- ↑ Al-qurainy R. et. Al, « metastatic spinal cord compression : diagnosis and management », BMJ (2016 19 May)
- ↑ Jump up to:21.0 21.1 21.2 21.3 Yoshimatsu H. et al., Conservative treatment for cervical spondylotic myelopathy : prediction of treatment effects by multivariate analysis .
- ↑ B. Vicenzino, A. Paungmali, P. Teys, Mulligan’s mobilization-with-movement, positional faults and pain relief : current concepts from a critical review of literature, Manual Therapy, 12 (2007).
- ↑ Jump up to:23.0 23.1 23.2 Almeida GP. Et al., Manual therapy and therapeutic excercise in patient with symptomatic cervical spondylotic myelopathy : a case report, J Bodyw Mov Ther. (2013).
- ↑ Sá, Katia N et al. “Physiotherapy for Human T-Lymphotropic Virus 1-Associated Myelopathy: Review of the Literature and Future Perspectives.” Journal of Multidisciplinary Healthcare 8 (2015).
- ↑ Glimore S.J. et al. « : a systematic physiotherapeutic intervention before and after surgery for degenerative lumbar conditions review », physiotherapy (2015 June).

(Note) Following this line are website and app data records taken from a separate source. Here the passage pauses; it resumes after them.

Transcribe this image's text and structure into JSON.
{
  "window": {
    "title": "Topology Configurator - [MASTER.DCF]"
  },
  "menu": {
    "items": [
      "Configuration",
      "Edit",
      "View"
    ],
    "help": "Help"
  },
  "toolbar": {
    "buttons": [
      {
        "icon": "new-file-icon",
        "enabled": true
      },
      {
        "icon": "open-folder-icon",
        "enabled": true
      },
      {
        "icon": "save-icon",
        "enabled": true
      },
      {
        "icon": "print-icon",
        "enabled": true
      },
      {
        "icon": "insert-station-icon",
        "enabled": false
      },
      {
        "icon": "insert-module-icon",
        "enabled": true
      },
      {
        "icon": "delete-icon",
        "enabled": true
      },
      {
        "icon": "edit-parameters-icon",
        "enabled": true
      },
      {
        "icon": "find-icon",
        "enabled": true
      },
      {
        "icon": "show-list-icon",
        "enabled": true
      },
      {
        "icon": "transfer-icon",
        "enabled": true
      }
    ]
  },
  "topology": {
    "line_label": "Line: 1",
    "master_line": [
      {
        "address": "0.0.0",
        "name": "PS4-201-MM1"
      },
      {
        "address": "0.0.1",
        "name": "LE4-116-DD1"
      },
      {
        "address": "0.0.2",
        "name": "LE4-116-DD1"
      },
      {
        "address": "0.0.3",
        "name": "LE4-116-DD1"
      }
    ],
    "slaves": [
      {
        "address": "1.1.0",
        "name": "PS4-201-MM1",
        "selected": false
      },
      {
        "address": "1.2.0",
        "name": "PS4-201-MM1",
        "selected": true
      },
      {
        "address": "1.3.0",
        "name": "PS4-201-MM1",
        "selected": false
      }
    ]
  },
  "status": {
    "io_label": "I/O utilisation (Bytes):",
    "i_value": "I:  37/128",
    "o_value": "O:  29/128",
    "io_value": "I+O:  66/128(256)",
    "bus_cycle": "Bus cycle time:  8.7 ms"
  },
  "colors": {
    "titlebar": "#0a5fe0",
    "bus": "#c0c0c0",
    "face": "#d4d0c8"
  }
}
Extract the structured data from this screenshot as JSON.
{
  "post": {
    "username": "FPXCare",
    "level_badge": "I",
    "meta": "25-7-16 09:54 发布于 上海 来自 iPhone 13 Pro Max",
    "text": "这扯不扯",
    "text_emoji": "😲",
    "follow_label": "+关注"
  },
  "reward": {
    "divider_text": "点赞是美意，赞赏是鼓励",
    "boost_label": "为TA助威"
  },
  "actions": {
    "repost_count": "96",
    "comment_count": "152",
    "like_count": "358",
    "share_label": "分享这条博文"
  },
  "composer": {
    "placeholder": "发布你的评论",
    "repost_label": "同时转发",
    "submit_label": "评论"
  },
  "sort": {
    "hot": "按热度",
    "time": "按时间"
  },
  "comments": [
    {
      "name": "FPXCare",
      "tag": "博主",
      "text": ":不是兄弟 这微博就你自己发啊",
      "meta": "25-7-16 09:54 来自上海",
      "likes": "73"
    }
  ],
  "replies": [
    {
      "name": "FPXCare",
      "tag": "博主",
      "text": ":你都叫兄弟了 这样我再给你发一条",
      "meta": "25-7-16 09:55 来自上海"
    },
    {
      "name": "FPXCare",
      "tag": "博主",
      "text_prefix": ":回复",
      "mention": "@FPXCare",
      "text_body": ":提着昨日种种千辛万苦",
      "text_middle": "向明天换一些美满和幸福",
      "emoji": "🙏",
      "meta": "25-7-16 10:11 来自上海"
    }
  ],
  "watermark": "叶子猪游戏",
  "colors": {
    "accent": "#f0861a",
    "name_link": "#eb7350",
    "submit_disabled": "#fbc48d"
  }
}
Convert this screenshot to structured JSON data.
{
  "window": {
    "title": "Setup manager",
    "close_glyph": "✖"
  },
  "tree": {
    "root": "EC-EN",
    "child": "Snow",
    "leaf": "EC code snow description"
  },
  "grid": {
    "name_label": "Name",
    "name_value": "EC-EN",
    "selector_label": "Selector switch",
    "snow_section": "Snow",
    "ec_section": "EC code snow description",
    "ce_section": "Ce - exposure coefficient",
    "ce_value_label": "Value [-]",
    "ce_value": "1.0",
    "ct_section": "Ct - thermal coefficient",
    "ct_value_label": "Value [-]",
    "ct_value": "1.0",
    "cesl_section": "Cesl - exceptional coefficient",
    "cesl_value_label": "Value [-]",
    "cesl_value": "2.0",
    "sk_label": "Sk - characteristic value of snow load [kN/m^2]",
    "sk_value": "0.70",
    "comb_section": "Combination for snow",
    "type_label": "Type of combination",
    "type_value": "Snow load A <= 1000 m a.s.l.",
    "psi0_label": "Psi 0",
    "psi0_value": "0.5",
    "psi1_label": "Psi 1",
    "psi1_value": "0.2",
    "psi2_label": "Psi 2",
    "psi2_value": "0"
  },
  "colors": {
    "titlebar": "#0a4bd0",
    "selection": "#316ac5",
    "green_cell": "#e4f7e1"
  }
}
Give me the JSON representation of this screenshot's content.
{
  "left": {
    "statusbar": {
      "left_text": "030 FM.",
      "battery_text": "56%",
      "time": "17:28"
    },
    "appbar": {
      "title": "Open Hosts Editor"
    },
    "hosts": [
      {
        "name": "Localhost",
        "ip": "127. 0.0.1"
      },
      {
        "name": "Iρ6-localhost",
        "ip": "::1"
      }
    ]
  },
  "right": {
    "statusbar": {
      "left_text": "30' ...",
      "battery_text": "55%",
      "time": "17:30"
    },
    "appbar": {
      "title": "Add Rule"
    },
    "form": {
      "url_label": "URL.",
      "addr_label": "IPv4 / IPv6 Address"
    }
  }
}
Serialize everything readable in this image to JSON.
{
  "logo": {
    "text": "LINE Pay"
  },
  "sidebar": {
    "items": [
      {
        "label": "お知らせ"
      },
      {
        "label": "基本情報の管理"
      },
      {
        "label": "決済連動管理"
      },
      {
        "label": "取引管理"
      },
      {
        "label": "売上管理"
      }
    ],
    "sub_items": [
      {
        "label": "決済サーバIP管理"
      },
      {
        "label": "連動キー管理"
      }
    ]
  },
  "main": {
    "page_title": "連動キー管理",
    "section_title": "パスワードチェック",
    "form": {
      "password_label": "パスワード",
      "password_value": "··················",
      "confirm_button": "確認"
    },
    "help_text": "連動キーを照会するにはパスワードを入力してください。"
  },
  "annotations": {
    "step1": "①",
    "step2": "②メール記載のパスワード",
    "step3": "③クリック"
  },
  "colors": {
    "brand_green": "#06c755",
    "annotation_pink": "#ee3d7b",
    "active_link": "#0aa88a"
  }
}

- ↑ Lairmore MD. Et al. ’Isolation of human T-cell lymphotropic virus type 2 from Guaymi Indians in Panama’, Proc Natl Acad Sci U S A., 1990